Europe: The ECB and BOE meetings will overshadow the economic reports. The BOE is not expected to cut rates from the current 50 bp target. It is possible the BOE meeting comes and goes without a statement as its quantitative easing has begun but not exhausted the current programs. More interest lies with the ECB. There are two aspects of ECB policy that is not widely grasped. First, the key rate is not what is has been. It is not the refi rate but the deposit rate and it sits at 50 bp. The refi rate of 150 bp could be cut by 50, which would likely be symbolic. It could cut the deposit rate by 25 bp, but that would be it, given the distaste for zero rates. Second, the ECB has already engaged in non-conventional easing in the form of large expansion of its balance sheet. The balance sheet has shrunk from the start of the year. Th ECB may announce other measures that would expand its balance sheet again.

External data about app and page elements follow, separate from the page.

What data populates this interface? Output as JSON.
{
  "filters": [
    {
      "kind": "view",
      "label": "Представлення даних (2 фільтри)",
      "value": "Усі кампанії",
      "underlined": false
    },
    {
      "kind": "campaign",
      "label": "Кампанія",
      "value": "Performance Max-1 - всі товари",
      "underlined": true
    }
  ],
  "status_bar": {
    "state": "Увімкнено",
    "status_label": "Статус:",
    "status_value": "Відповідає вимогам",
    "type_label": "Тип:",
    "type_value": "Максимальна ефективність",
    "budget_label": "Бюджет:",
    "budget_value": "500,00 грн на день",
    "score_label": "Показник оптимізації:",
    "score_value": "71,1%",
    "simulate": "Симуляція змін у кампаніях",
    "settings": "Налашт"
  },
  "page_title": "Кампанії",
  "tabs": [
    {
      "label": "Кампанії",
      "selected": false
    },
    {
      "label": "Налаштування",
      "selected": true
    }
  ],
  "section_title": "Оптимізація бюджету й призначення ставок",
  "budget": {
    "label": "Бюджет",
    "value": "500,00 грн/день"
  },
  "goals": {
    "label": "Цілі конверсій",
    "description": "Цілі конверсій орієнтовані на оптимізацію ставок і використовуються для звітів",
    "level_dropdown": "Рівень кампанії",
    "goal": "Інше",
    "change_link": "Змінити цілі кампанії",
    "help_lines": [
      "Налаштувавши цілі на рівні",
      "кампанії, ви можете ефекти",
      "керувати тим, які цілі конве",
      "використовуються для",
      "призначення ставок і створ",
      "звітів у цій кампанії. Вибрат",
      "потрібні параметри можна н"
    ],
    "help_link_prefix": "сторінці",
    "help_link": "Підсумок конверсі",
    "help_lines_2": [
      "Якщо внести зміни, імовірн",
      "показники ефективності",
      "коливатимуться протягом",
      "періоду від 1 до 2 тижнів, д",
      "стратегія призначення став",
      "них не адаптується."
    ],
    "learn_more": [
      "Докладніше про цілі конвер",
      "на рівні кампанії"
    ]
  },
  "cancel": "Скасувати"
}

US: The ISM data are likely to be consistent with continued moderation of the pact of contraction, but the readings will remain in deep recession territory. Auto sales may stabilize too. But the big number is of course the jobs report. Employment is a lagging indicator and deterioration is still taking place. The risks are on the downside. Watch temporary workers though. An easing of the lay-offs there could be a leading indicator. In the coming months, government jobs may be bolstered by census workers.
The other important point to make here is that a weak jobs report does not necessarily mean a weak dollar. More often than not, during this period of substantially monthly job losses, the dollar has moved higher against the euro.
My currencies of choice remain the Norwegian Krone, and the Australian, Kiwi and Canadian dollars. In my view, the commodities bull is re-starting and that will make these currencies a better bet than the U.S. dollar or the Euro.
Marc Chandler has not missed this either:
Through the first quarter, the Australian dollar and Canadian dollar enjoy the highest correlations with the S&P 500 at 75% and 72% respectively. The relationship between the yen and the S&P 500 has broken and is a third of what it was in Q4 08. Of note, in the emerging market space the South African rand was 80% correlated to the S&P 500.
However, he cautions:
“If one believed that the S&P 500 may be sold at the start of Q2, this analysis warns that the South African rand, the Australian dollar and Canadian dollar may under-perform.”